• Your assignment
A complete, exact copy of the records below is the required result.

• Source material
* * *

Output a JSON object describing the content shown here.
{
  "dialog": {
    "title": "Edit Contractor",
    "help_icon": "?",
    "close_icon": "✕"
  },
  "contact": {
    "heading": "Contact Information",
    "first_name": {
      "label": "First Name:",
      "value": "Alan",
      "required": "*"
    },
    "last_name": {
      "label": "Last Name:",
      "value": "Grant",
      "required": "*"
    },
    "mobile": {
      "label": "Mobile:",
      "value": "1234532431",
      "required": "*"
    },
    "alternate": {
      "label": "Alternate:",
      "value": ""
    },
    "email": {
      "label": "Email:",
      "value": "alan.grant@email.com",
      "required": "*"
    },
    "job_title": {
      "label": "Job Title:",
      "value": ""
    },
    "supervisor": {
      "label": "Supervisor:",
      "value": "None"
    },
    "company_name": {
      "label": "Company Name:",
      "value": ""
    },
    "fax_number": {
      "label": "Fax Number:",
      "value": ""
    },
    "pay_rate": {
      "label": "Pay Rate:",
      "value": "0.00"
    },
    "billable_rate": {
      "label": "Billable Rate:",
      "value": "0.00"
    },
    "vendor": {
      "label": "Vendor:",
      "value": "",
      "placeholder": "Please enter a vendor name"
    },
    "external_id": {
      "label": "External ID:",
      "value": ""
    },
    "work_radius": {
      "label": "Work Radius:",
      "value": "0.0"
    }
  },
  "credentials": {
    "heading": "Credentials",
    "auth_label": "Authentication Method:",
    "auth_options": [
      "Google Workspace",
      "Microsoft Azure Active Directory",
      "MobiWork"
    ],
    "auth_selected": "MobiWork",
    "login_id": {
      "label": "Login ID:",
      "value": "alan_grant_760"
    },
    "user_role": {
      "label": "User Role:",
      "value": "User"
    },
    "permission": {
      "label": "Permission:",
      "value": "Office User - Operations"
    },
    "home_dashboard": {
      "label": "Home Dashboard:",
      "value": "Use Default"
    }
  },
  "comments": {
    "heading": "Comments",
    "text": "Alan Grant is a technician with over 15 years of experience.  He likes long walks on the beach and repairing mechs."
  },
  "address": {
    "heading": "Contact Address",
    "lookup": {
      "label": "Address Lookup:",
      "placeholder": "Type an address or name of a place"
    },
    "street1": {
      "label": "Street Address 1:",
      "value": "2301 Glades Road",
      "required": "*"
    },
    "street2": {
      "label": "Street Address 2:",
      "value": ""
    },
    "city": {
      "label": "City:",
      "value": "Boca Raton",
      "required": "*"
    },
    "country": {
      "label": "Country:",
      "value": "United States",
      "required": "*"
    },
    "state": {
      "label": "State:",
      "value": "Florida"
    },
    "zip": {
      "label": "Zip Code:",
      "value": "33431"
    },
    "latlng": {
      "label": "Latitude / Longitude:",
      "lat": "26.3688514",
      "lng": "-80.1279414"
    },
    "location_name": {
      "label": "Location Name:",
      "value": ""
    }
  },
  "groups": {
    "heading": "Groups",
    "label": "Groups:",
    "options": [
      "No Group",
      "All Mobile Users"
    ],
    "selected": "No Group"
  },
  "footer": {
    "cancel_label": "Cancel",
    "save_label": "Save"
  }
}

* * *

• Result of this exercise
Output a JSON object describing the content shown here.
{
  "dialog": {
    "title": "Edit Contractor",
    "help_icon": "?",
    "close_icon": "✕"
  },
  "contact": {
    "heading": "Contact Information",
    "first_name": {
      "label": "First Name:",
      "value": "Alan",
      "required": "*"
    },
    "last_name": {
      "label": "Last Name:",
      "value": "Grant",
      "required": "*"
    },
    "mobile": {
      "label": "Mobile:",
      "value": "1234532431",
      "required": "*"
    },
    "alternate": {
      "label": "Alternate:",
      "value": ""
    },
    "email": {
      "label": "Email:",
      "value": "alan.grant@email.com",
      "required": "*"
    },
    "job_title": {
      "label": "Job Title:",
      "value": ""
    },
    "supervisor": {
      "label": "Supervisor:",
      "value": "None"
    },
    "company_name": {
      "label": "Company Name:",
      "value": ""
    },
    "fax_number": {
      "label": "Fax Number:",
      "value": ""
    },
    "pay_rate": {
      "label": "Pay Rate:",
      "value": "0.00"
    },
    "billable_rate": {
      "label": "Billable Rate:",
      "value": "0.00"
    },
    "vendor": {
      "label": "Vendor:",
      "value": "",
      "placeholder": "Please enter a vendor name"
    },
    "external_id": {
      "label": "External ID:",
      "value": ""
    },
    "work_radius": {
      "label": "Work Radius:",
      "value": "0.0"
    }
  },
  "credentials": {
    "heading": "Credentials",
    "auth_label": "Authentication Method:",
    "auth_options": [
      "Google Workspace",
      "Microsoft Azure Active Directory",
      "MobiWork"
    ],
    "auth_selected": "MobiWork",
    "login_id": {
      "label": "Login ID:",
      "value": "alan_grant_760"
    },
    "user_role": {
      "label": "User Role:",
      "value": "User"
    },
    "permission": {
      "label": "Permission:",
      "value": "Office User - Operations"
    },
    "home_dashboard": {
      "label": "Home Dashboard:",
      "value": "Use Default"
    }
  },
  "comments": {
    "heading": "Comments",
    "text": "Alan Grant is a technician with over 15 years of experience.  He likes long walks on the beach and repairing mechs."
  },
  "address": {
    "heading": "Contact Address",
    "lookup": {
      "label": "Address Lookup:",
      "placeholder": "Type an address or name of a place"
    },
    "street1": {
      "label": "Street Address 1:",
      "value": "2301 Glades Road",
      "required": "*"
    },
    "street2": {
      "label": "Street Address 2:",
      "value": ""
    },
    "city": {
      "label": "City:",
      "value": "Boca Raton",
      "required": "*"
    },
    "country": {
      "label": "Country:",
      "value": "United States",
      "required": "*"
    },
    "state": {
      "label": "State:",
      "value": "Florida"
    },
    "zip": {
      "label": "Zip Code:",
      "value": "33431"
    },
    "latlng": {
      "label": "Latitude / Longitude:",
      "lat": "26.3688514",
      "lng": "-80.1279414"
    },
    "location_name": {
      "label": "Location Name:",
      "value": ""
    }
  },
  "groups": {
    "heading": "Groups",
    "label": "Groups:",
    "options": [
      "No Group",
      "All Mobile Users"
    ],
    "selected": "No Group"
  },
  "footer": {
    "cancel_label": "Cancel",
    "save_label": "Save"
  }
}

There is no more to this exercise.